While case numbers are extremely low by global standards, China has stuck with a zero-COVID approach nearly three years into the pandemic that involves lockdowns, quarantines, frequent testing and a drastic decrease in inbound travel.
At a news conference on Saturday, health officials reiterated their commitment to the “dynamic-clearing” approach to COVID-19 cases as soon as they emerge.
China’s anti-COVID-19 measures are “completely correct, as well as the most economical and effective,” said disease control official Hu Xiang. “We should adhere to the principle of putting people and lives first, and the broader strategy of preventing imports from outside and internal rebounds.”

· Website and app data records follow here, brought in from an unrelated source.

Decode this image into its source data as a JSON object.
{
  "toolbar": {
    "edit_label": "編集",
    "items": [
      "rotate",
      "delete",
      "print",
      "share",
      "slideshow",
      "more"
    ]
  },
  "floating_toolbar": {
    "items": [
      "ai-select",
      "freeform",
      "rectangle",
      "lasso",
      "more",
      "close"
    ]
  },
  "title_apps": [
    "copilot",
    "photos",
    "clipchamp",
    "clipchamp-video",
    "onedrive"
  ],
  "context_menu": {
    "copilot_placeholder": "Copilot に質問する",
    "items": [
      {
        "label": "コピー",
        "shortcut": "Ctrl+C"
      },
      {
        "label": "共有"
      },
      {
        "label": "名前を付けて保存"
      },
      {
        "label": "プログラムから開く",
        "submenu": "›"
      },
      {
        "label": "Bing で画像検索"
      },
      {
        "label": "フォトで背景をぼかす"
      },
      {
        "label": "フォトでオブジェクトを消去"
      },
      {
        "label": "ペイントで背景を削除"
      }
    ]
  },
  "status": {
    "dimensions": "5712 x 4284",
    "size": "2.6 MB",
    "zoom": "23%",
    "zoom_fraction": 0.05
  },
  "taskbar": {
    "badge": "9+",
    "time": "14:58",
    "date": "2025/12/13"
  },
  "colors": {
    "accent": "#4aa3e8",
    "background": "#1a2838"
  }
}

Chinese stocks soared last week on rumors of a possible easing of the COVID-19 curbs, and media reports that some tweaks to policy could be coming soon.
However, many analysts have said they do not expect significant easing to begin until after China’s annual parliamentary session in March.
Goldman Sachs analysts said Saturday’s announcement showed “the government still needs to keep its zero-COVID-19 policy until all preparations are done.
This may take a few months, in our view,” they wrote, saying their “baseline” expectation was for a reopening in the April-June quarter.
The southern city of Guangzhou continued to report rising infections, with 66 new locally transmitted symptomatic and 1,259 asymptomatic cases, compared with 111 symptomatic and 635 asymptomatic cases a day before, authorities in the city of nearly 19 million people said.
China’s capital Beijing reported 43 symptomatic and six asymptomatic cases, compared with 37 symptomatic and five asymptomatic cases the previous day.
Still, the annual Beijing marathon took place on Sunday morning under strict COVID-19 protocols, after being canceled the previous two years.
Some 26,000 participants registered for the event that began under smoggy skies in central Beijing’s Tiananmen Square. Runners were required to take PCR tests for the three days leading up to the race and not to leave Beijing for seven days.